jim2October 23rd, 2012 at 4:56 pm

Did I analyze wrong?

You said:

The hand then resolves itself, after losing to the jack, into the unlucky sequence of having to take the 2nd finesse in clubs into the now danger hand.

Above, I think I worked out that the second club finesse is a chimera. If East has the missing KC, Hans would still make it if he went up with the club ace and exited a club. Cashing the last two diamonds could not hurt if East had the KC, but might squeeze/endplay West if he had the KC.

What I’m saying is that I thought Hans went against the odds on table feel or E-W carding revelations, but now I think he simply saw deeper into the position than his competitors.

bobby wolffOctober 23rd, 2012 at 5:48 pm

Hi Iain,

Since we all know and agree that the human condition suggests that “misery loves company”, moaners merely prove and cherish that fact.
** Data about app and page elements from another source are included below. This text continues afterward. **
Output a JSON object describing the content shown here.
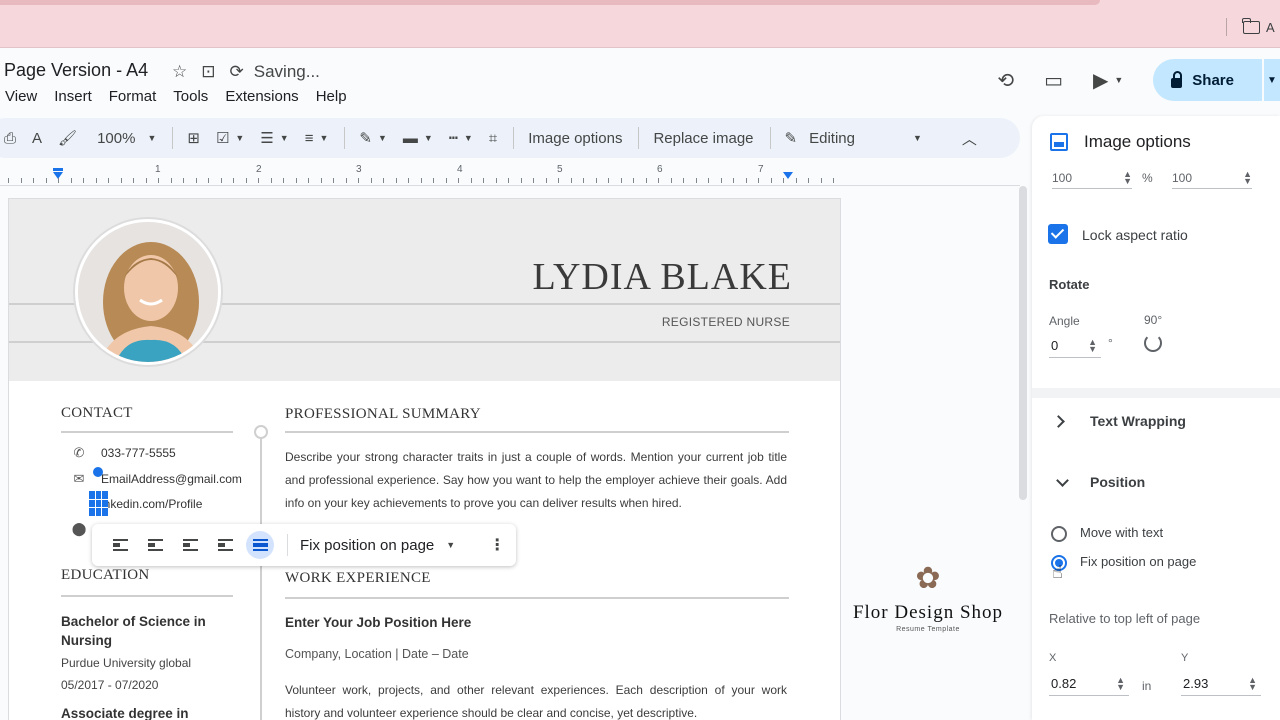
{
  "browser": {
    "bookmark_label": "A"
  },
  "header": {
    "doc_title": "Page Version - A4",
    "saving_status": "Saving...",
    "menus": [
      "View",
      "Insert",
      "Format",
      "Tools",
      "Extensions",
      "Help"
    ],
    "share_label": "Share"
  },
  "toolbar": {
    "zoom": "100%",
    "image_options": "Image options",
    "replace_image": "Replace image",
    "mode": "Editing"
  },
  "ruler": {
    "numbers": [
      "1",
      "2",
      "3",
      "4",
      "5",
      "6",
      "7"
    ]
  },
  "resume": {
    "name": "LYDIA BLAKE",
    "title": "REGISTERED NURSE",
    "contact_heading": "CONTACT",
    "phone": "033-777-5555",
    "email": "EmailAddress@gmail.com",
    "linkedin": "inkedin.com/Profile",
    "summary_heading": "PROFESSIONAL SUMMARY",
    "summary_text": "Describe your strong character traits in just a couple of words. Mention your current job title and professional experience. Say how you want to help the employer achieve their goals. Add info on your key achievements to prove you can deliver results when hired.",
    "education_heading": "EDUCATION",
    "degree": "Bachelor of Science in Nursing",
    "school": "Purdue University global",
    "dates": "05/2017 - 07/2020",
    "degree2": "Associate degree in",
    "work_heading": "WORK EXPERIENCE",
    "job_position": "Enter Your Job Position Here",
    "company_line": "Company, Location | Date – Date",
    "work_text": "Volunteer work, projects, and other relevant experiences. Each description of your work history and volunteer experience should be clear and concise, yet descriptive."
  },
  "image_toolbar": {
    "position_mode": "Fix position on page"
  },
  "watermark": {
    "name": "Flor Design Shop",
    "subtitle": "Resume Template"
  },
  "side_panel": {
    "title": "Image options",
    "width_value": "100",
    "percent": "%",
    "height_value": "100",
    "lock_aspect": "Lock aspect ratio",
    "rotate_heading": "Rotate",
    "angle_label": "Angle",
    "angle_90": "90°",
    "angle_value": "0",
    "degree_symbol": "°",
    "text_wrapping": "Text Wrapping",
    "position": "Position",
    "move_with_text": "Move with text",
    "fix_position": "Fix position on page",
    "relative_to": "Relative to top left of page",
    "x_label": "X",
    "y_label": "Y",
    "x_value": "0.82",
    "y_value": "2.93",
    "unit": "in"
  },
  "colors": {
    "accent": "#1a73e8",
    "share_bg": "#c2e7ff",
    "browser_bar": "#f6d7db"
  }
}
However, if we linger too long on this subject, many may think “that if fools can fly”, bridge might be an airport.

bobby wolffOctober 23rd, 2012 at 5:59 pm

Hi Jim2,

You bring up a superior bridge play which I totally overlooked, playing the ace of clubs as a safety play, guarding against KJ doubleton in West’s hand. Kudos to you, but before you get too pleased, you give up the possibility of the King of clubs being onside with the opponents having falsecarded the spade suit and being 4-4 all the time.

However, in reality, I concede your safety play will work more often than mine.

jim2October 23rd, 2012 at 6:11 pm

If the spades are 4-4, the diamonds are much more likely NOT to be 2-5. In that case, the defense gets only two clubs and two spades and the QC is the ninth trick.

(East would have in your scenario 4 spades and 3 clubs. For East also to have 5 diamonds, he would have had to have had a singleton heart. Unless it is precisely the king, Fleisher would have had a better heart suit than the spade one he actually led.)

bobby wolffOctober 23rd, 2012 at 6:51 pm

Hi Jim2,

I’ll tell the stories and use the bridge logic around here.

How dare you tell me how to play a hand, even when you are 100% right, since by doing so you’ll attack my self confidence

Have you no shame?

bobby wolffOctober 23rd, 2012 at 6:58 pm

Hi again Jim2,

Actually on this hand West led a spade from Queen third, leaving East with 5 of them to go with his 5 diamonds and Kxx in clubs and of course, very few hearts.

Have you no imagination?

jim2October 23rd, 2012 at 7:16 pm


I have no shame, but no world titles, either.


Hmmm, is my imagination up to West leading a small spade from Qxx while holding six hearts to the KJ, not covering the JS with the QS but, instead, leading it after winning the JC?

Maybe, but only if I can also imagine that Martin Fleishman’s middle name is Zia.

jim2October 23rd, 2012 at 7:19 pm

“Fleisher” — sigh.